The reliance on collective bargaining, Verrilli argued, goes far deeper than those 20 states but that disrupting Abood will influence thousands of contracts that affect over 14 million working people in this country. In those 20 states, Verrilli continued, the agency fee requirement has worked its way into the fabric of relationships between workers and their employers. It has, as we know, allowed for labor peace to be maintained in this country. The final point that Verrilli made was the fact that in these times of budgetary constraint employers (the state) are going to have to make employment decisions. It is always good, Verrilli maintains, that the union representative sits down with the employer to help make those judgments, which are in turn, seen as fair by the workforce. This collaboration prevents disruption because the union vouches for the employer when employment decisions need to be made.
Verrilli finally argued that agency fees help employers achieve their workplace goals and that the court, by upholding Abood, recognizes that public employers ought to have the same kind of choice to respond to workplace needs as private employers.
In the final argument of the day Carvin, the lawyer for Friedrichs, made a point to say that the respondents could NOT prove that if agency fees were eliminated unionism would fall. As teachers, and as history has shown us, we disagree strongly with Carvin. The point is that the ability to collectively bargain with a majority of worker voices allows for workplace conditions to be maintained. That is the entire point in this matter. As well, when we maintain the working conditions of teachers, we also maintain the learning environment for children.

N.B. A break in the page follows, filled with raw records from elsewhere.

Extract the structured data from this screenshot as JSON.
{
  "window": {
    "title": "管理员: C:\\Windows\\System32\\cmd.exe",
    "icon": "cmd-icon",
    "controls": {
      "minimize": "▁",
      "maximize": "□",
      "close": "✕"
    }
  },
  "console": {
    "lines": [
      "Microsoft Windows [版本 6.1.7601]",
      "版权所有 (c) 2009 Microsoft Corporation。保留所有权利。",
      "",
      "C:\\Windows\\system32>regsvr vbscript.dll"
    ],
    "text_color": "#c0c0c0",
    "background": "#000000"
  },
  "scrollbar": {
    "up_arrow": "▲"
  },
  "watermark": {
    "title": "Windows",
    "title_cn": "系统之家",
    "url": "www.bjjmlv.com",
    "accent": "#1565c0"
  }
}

The other issue is the fact that Carvin maintains that 24 states prohibit agency fees, but when you look at those right to work states they have the highest rates of poverty and the largest amount of schools that struggle. This is not a coincidence and as teachers we can emphatically affirm that not only will the union not survive due to a lack of funding but our children will suffer as a result. There will be no strong union to negotiate not only workplace conditions for teachers but learning conditions for children.
Our Hopes for an Outcome
Our hopes, of course, are that the Court recognizes that Friedrichs and her pals are funded by entities that seek to destroy unionism in this country. We hope the Court realizes the necessity of upholding Abood to protect the middle class. Failing to do so will lead to a widening of the opportunity and income gap in this country. We hope that the court sees this clearly.
As noted above, the distinct function of teacher unions is to negotiate workplace conditions, not just for teachers, but as learning conditions for children. As we noted in our Amicus Brief, unions negotiate small class size, extra help for children after-school, writing curriculum, and professional development. All of these things, negotiated by unions, assist the children in our schools. Will the court see this? We hope so.
The erosion of these protections has been detrimental to public education, a constitutional right, across the country. The Supreme Court needs to stand up and be the voices of those that have little or no voice. As Justice Breyer noted, the Supreme Court is the stabling force in this nation, it is our hope that they will see Friedrichs for what it is, an attempt to further suppress the Middle Class and elevate the wealthy.
Marla Kilfoyle and Melissa Tomlinson
Badass Teachers Association